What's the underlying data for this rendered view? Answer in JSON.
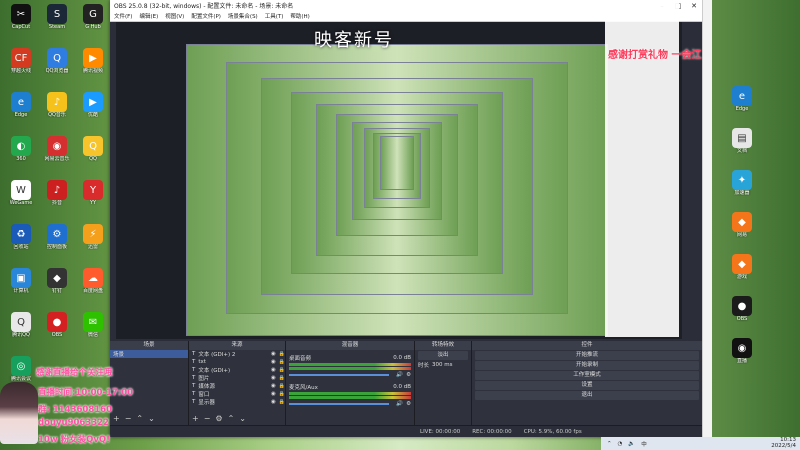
{
  "desktop_left": [
    {
      "label": "CapCut",
      "icon": "capcut-icon",
      "color": "#111111",
      "glyph": "✂"
    },
    {
      "label": "Steam",
      "icon": "steam-icon",
      "color": "#1b2838",
      "glyph": "S"
    },
    {
      "label": "G Hub",
      "icon": "ghub-icon",
      "color": "#222222",
      "glyph": "G"
    },
    {
      "label": "穿越火线",
      "icon": "crossfire-icon",
      "color": "#d43a1f",
      "glyph": "CF"
    },
    {
      "label": "QQ浏览器",
      "icon": "qq-browser-icon",
      "color": "#2f7de1",
      "glyph": "Q"
    },
    {
      "label": "腾讯视频",
      "icon": "video-icon",
      "color": "#ff8a00",
      "glyph": "▶"
    },
    {
      "label": "Edge",
      "icon": "edge-icon",
      "color": "#1e7fd1",
      "glyph": "e"
    },
    {
      "label": "QQ音乐",
      "icon": "music-icon",
      "color": "#f4c21a",
      "glyph": "♪"
    },
    {
      "label": "优酷",
      "icon": "youku-icon",
      "color": "#1c9bff",
      "glyph": "▶"
    },
    {
      "label": "360",
      "icon": "shield360-icon",
      "color": "#23a84d",
      "glyph": "◐"
    },
    {
      "label": "网易云音乐",
      "icon": "netease-icon",
      "color": "#d62f2f",
      "glyph": "◉"
    },
    {
      "label": "QQ",
      "icon": "qq-icon",
      "color": "#f7c42b",
      "glyph": "Q"
    },
    {
      "label": "WeGame",
      "icon": "wegame-icon",
      "color": "#ffffff",
      "glyph": "W"
    },
    {
      "label": "抖音",
      "icon": "douyin-icon",
      "color": "#cc2020",
      "glyph": "♪"
    },
    {
      "label": "YY",
      "icon": "yy-icon",
      "color": "#d92b2b",
      "glyph": "Y"
    },
    {
      "label": "回收站",
      "icon": "recycle-bin-icon",
      "color": "#1a5ab8",
      "glyph": "♻"
    },
    {
      "label": "控制面板",
      "icon": "control-panel-icon",
      "color": "#1f6fd0",
      "glyph": "⚙"
    },
    {
      "label": "迅雷",
      "icon": "thunder-icon",
      "color": "#f4a01d",
      "glyph": "⚡"
    },
    {
      "label": "计算机",
      "icon": "computer-icon",
      "color": "#2a86d8",
      "glyph": "▣"
    },
    {
      "label": "钉钉",
      "icon": "dingtalk-icon",
      "color": "#333333",
      "glyph": "◆"
    },
    {
      "label": "百度网盘",
      "icon": "netdisk-icon",
      "color": "#ff5b2c",
      "glyph": "☁"
    },
    {
      "label": "腾讯QQ",
      "icon": "tencent-qq-icon",
      "color": "#e8e8e8",
      "glyph": "Q"
    },
    {
      "label": "OBS",
      "icon": "obs-icon",
      "color": "#d42020",
      "glyph": "●"
    },
    {
      "label": "微信",
      "icon": "wechat-icon",
      "color": "#2dc100",
      "glyph": "✉"
    },
    {
      "label": "腾讯会议",
      "icon": "meeting-icon",
      "color": "#17a05d",
      "glyph": "◎"
    }
  ],
  "desktop_right": [
    {
      "label": "Edge",
      "icon": "edge-icon",
      "color": "#1e7fd1",
      "glyph": "e"
    },
    {
      "label": "文档",
      "icon": "document-icon",
      "color": "#e7e7e7",
      "glyph": "▤"
    },
    {
      "label": "加速器",
      "icon": "booster-icon",
      "color": "#29a4d9",
      "glyph": "✦"
    },
    {
      "label": "网易",
      "icon": "netease-game-icon",
      "color": "#f5761a",
      "glyph": "◆"
    },
    {
      "label": "游戏",
      "icon": "game-icon",
      "color": "#f5761a",
      "glyph": "◆"
    },
    {
      "label": "OBS",
      "icon": "obs-icon",
      "color": "#1b1b1b",
      "glyph": "●"
    },
    {
      "label": "直播",
      "icon": "live-icon",
      "color": "#111111",
      "glyph": "◉"
    }
  ],
  "obs": {
    "title": "OBS 25.0.8 (32-bit, windows) - 配置文件: 未命名 - 场景: 未命名",
    "menu": [
      "文件(F)",
      "编辑(E)",
      "视图(V)",
      "配置文件(P)",
      "场景集合(S)",
      "工具(T)",
      "帮助(H)"
    ],
    "overlay_title": "映客新号",
    "panels": {
      "scenes": "场景",
      "sources": "来源",
      "mixer": "混音器",
      "transitions": "转场特效",
      "controls": "控件"
    },
    "scenes_items": [
      "场景"
    ],
    "sources_items": [
      "文本 (GDI+) 2",
      "txt",
      "文本 (GDI+)",
      "图片",
      "媒体源",
      "窗口",
      "显示器"
    ],
    "mixer": [
      {
        "name": "桌面音频",
        "level": "0.0 dB"
      },
      {
        "name": "麦克风/Aux",
        "level": "0.0 dB"
      }
    ],
    "transition": {
      "type": "淡出",
      "duration_label": "时长",
      "duration": "300 ms"
    },
    "controls": [
      "开始推流",
      "开始录制",
      "工作室模式",
      "设置",
      "退出"
    ],
    "status": [
      "LIVE: 00:00:00",
      "REC: 00:00:00",
      "CPU: 5.9%, 60.00 fps"
    ]
  },
  "chat_lines": [
    {
      "text": "感谢直播给个关注哦"
    },
    {
      "text": "直播时间:10:00-17:00"
    },
    {
      "text": "群: 1143608160"
    },
    {
      "text": "douyu9063322"
    },
    {
      "text": "10w 粉女装QvQ!"
    }
  ],
  "right_overlay": "感谢打赏礼物 一会江",
  "taskbar": {
    "time": "10:13",
    "date": "2022/5/4"
  }
}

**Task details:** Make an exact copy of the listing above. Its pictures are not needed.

**Answer box:**
What's the underlying data for this rendered view? Answer in JSON.
{
  "desktop_left": [
    {
      "label": "CapCut",
      "icon": "capcut-icon",
      "color": "#111111",
      "glyph": "✂"
    },
    {
      "label": "Steam",
      "icon": "steam-icon",
      "color": "#1b2838",
      "glyph": "S"
    },
    {
      "label": "G Hub",
      "icon": "ghub-icon",
      "color": "#222222",
      "glyph": "G"
    },
    {
      "label": "穿越火线",
      "icon": "crossfire-icon",
      "color": "#d43a1f",
      "glyph": "CF"
    },
    {
      "label": "QQ浏览器",
      "icon": "qq-browser-icon",
      "color": "#2f7de1",
      "glyph": "Q"
    },
    {
      "label": "腾讯视频",
      "icon": "video-icon",
      "color": "#ff8a00",
      "glyph": "▶"
    },
    {
      "label": "Edge",
      "icon": "edge-icon",
      "color": "#1e7fd1",
      "glyph": "e"
    },
    {
      "label": "QQ音乐",
      "icon": "music-icon",
      "color": "#f4c21a",
      "glyph": "♪"
    },
    {
      "label": "优酷",
      "icon": "youku-icon",
      "color": "#1c9bff",
      "glyph": "▶"
    },
    {
      "label": "360",
      "icon": "shield360-icon",
      "color": "#23a84d",
      "glyph": "◐"
    },
    {
      "label": "网易云音乐",
      "icon": "netease-icon",
      "color": "#d62f2f",
      "glyph": "◉"
    },
    {
      "label": "QQ",
      "icon": "qq-icon",
      "color": "#f7c42b",
      "glyph": "Q"
    },
    {
      "label": "WeGame",
      "icon": "wegame-icon",
      "color": "#ffffff",
      "glyph": "W"
    },
    {
      "label": "抖音",
      "icon": "douyin-icon",
      "color": "#cc2020",
      "glyph": "♪"
    },
    {
      "label": "YY",
      "icon": "yy-icon",
      "color": "#d92b2b",
      "glyph": "Y"
    },
    {
      "label": "回收站",
      "icon": "recycle-bin-icon",
      "color": "#1a5ab8",
      "glyph": "♻"
    },
    {
      "label": "控制面板",
      "icon": "control-panel-icon",
      "color": "#1f6fd0",
      "glyph": "⚙"
    },
    {
      "label": "迅雷",
      "icon": "thunder-icon",
      "color": "#f4a01d",
      "glyph": "⚡"
    },
    {
      "label": "计算机",
      "icon": "computer-icon",
      "color": "#2a86d8",
      "glyph": "▣"
    },
    {
      "label": "钉钉",
      "icon": "dingtalk-icon",
      "color": "#333333",
      "glyph": "◆"
    },
    {
      "label": "百度网盘",
      "icon": "netdisk-icon",
      "color": "#ff5b2c",
      "glyph": "☁"
    },
    {
      "label": "腾讯QQ",
      "icon": "tencent-qq-icon",
      "color": "#e8e8e8",
      "glyph": "Q"
    },
    {
      "label": "OBS",
      "icon": "obs-icon",
      "color": "#d42020",
      "glyph": "●"
    },
    {
      "label": "微信",
      "icon": "wechat-icon",
      "color": "#2dc100",
      "glyph": "✉"
    },
    {
      "label": "腾讯会议",
      "icon": "meeting-icon",
      "color": "#17a05d",
      "glyph": "◎"
    }
  ],
  "desktop_right": [
    {
      "label": "Edge",
      "icon": "edge-icon",
      "color": "#1e7fd1",
      "glyph": "e"
    },
    {
      "label": "文档",
      "icon": "document-icon",
      "color": "#e7e7e7",
      "glyph": "▤"
    },
    {
      "label": "加速器",
      "icon": "booster-icon",
      "color": "#29a4d9",
      "glyph": "✦"
    },
    {
      "label": "网易",
      "icon": "netease-game-icon",
      "color": "#f5761a",
      "glyph": "◆"
    },
    {
      "label": "游戏",
      "icon": "game-icon",
      "color": "#f5761a",
      "glyph": "◆"
    },
    {
      "label": "OBS",
      "icon": "obs-icon",
      "color": "#1b1b1b",
      "glyph": "●"
    },
    {
      "label": "直播",
      "icon": "live-icon",
      "color": "#111111",
      "glyph": "◉"
    }
  ],
  "obs": {
    "title": "OBS 25.0.8 (32-bit, windows) - 配置文件: 未命名 - 场景: 未命名",
    "menu": [
      "文件(F)",
      "编辑(E)",
      "视图(V)",
      "配置文件(P)",
      "场景集合(S)",
      "工具(T)",
      "帮助(H)"
    ],
    "overlay_title": "映客新号",
    "panels": {
      "scenes": "场景",
      "sources": "来源",
      "mixer": "混音器",
      "transitions": "转场特效",
      "controls": "控件"
    },
    "scenes_items": [
      "场景"
    ],
    "sources_items": [
      "文本 (GDI+) 2",
      "txt",
      "文本 (GDI+)",
      "图片",
      "媒体源",
      "窗口",
      "显示器"
    ],
    "mixer": [
      {
        "name": "桌面音频",
        "level": "0.0 dB"
      },
      {
        "name": "麦克风/Aux",
        "level": "0.0 dB"
      }
    ],
    "transition": {
      "type": "淡出",
      "duration_label": "时长",
      "duration": "300 ms"
    },
    "controls": [
      "开始推流",
      "开始录制",
      "工作室模式",
      "设置",
      "退出"
    ],
    "status": [
      "LIVE: 00:00:00",
      "REC: 00:00:00",
      "CPU: 5.9%, 60.00 fps"
    ]
  },
  "chat_lines": [
    {
      "text": "感谢直播给个关注哦"
    },
    {
      "text": "直播时间:10:00-17:00"
    },
    {
      "text": "群: 1143608160"
    },
    {
      "text": "douyu9063322"
    },
    {
      "text": "10w 粉女装QvQ!"
    }
  ],
  "right_overlay": "感谢打赏礼物 一会江",
  "taskbar": {
    "time": "10:13",
    "date": "2022/5/4"
  }
}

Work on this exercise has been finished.